Records excerpted from a collection:
--- START ---

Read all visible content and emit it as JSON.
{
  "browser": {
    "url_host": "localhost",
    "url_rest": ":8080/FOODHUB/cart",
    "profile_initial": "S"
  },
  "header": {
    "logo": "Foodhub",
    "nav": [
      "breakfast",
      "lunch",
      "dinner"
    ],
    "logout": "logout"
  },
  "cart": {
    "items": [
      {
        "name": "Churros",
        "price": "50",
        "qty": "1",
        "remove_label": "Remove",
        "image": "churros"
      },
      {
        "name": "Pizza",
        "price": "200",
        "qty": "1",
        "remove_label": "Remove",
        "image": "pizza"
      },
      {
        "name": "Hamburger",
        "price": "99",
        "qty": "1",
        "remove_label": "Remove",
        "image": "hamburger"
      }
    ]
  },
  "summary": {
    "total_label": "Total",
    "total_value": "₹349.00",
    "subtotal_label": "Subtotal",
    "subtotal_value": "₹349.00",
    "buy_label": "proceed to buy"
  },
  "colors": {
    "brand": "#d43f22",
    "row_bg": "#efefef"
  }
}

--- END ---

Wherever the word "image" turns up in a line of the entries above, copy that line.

        "image": "churros"
        "image": "pizza"
        "image": "hamburger"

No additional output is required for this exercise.